OVER the last few weeks we have welcomed all our horses back into training after their summer break so the yard is buzzing with activity again after the holidays. They look really well for their summer at grass, with plenty of condition to work on. Some of them have really grown and filled out, which is always great to see. So the excitement has really started building for their season ahead.
We added a deep sand gallop last year but it wasn’t fully installed until the autumn so this is the first year we will be using it as part of the horses’ pre-season training programme. It’s really useful to have the facility and we can’t wait to see the outcome of using it as a key part of the core fitness we get into them from the start. This week we have just started hacking away on it, and it just feels the ideal exercise for them at this stage.
Initially each horse starts off on the walker for a week, just going round and stretching their legs while they’re in and out of the field. We increase that steadily as the week goes on, before putting tack on them and lunging them to get them used to it all once again. At this stage, we'll start backing them, a few of them have a tendency to be a bit naughty but this year everyone was very well behaved!
We are lucky to have the covered ride here so we get a bit of trotting into them there before moving on to going out on the roads; they don't get weeks of roadwork like they did in the past, but I like to give them a couple of weeks anyway, I'm sure it's good for them. And now that we have the sand we can combine a bit of roadwork followed by a couple of canters too.
The deep sand is excellent at this stage, we just go steady and build their muscles and core fitness slowly but surely. We'll do a few weeks of this, and then eventually get out to the all weather to step it up a bit.
There’s no real timeframe for how long it takes to get a horse ready because they are all individuals with different body shapes. Some of the lighter, good-ground horses, for instance, won’t take as long to get ready as a big, heavy, soft ground horse like a Captain Quint. So you can’t really say for certain how long it takes them to get fit, it’s about the individual horses.
There’s also no point having the soft ground horses ready too early, so their return has been staggered a bit - they came back later than the others. There’s no sense having them fit and ready to go, then not being able to run them because either the races aren't there or the ground isn’t suitable.
But for the good-ground horses, the ones we might take to Perth in September or Kelso’s early meeting, they were in a couple of weeks before the real deep winter ones. Those, the nippy horses and the smaller mares, don’t tend to put as much weight on so they don’t need as much work. Slanelough is a good example of one who doesn’t need so much, it doesn’t take him too long to get fit but our old friend Doktor Glaz, who has retired now, was a big brute who could take as much as five months to get right!

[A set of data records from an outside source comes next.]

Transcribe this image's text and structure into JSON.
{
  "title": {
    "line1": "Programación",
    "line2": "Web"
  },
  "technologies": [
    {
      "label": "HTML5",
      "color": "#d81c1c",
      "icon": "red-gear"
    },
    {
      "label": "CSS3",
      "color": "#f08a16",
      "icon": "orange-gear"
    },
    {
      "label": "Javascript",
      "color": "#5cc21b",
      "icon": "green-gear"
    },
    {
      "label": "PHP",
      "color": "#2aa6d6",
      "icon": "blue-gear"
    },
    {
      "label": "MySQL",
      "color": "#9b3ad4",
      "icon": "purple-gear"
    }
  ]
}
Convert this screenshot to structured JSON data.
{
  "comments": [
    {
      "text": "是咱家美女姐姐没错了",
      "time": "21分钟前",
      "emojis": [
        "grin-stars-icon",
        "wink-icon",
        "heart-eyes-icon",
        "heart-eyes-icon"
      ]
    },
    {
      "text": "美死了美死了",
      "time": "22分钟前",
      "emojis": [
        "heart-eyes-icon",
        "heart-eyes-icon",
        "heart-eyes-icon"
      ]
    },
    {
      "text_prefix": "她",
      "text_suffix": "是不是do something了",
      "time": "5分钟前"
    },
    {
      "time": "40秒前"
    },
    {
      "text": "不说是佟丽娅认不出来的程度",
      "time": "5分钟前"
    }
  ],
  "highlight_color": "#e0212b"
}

The sand gallop was an addition we had been looking to make for some time and hopefully it might help bring that extra five to ten percent improvement we need to win more races this season. Fingers crossed! The videos and photos show how the yard is swinging into activity again after a very quiet summer. Us riders have been discussing the 'summer spread', so equines & humans are more than ready for their work!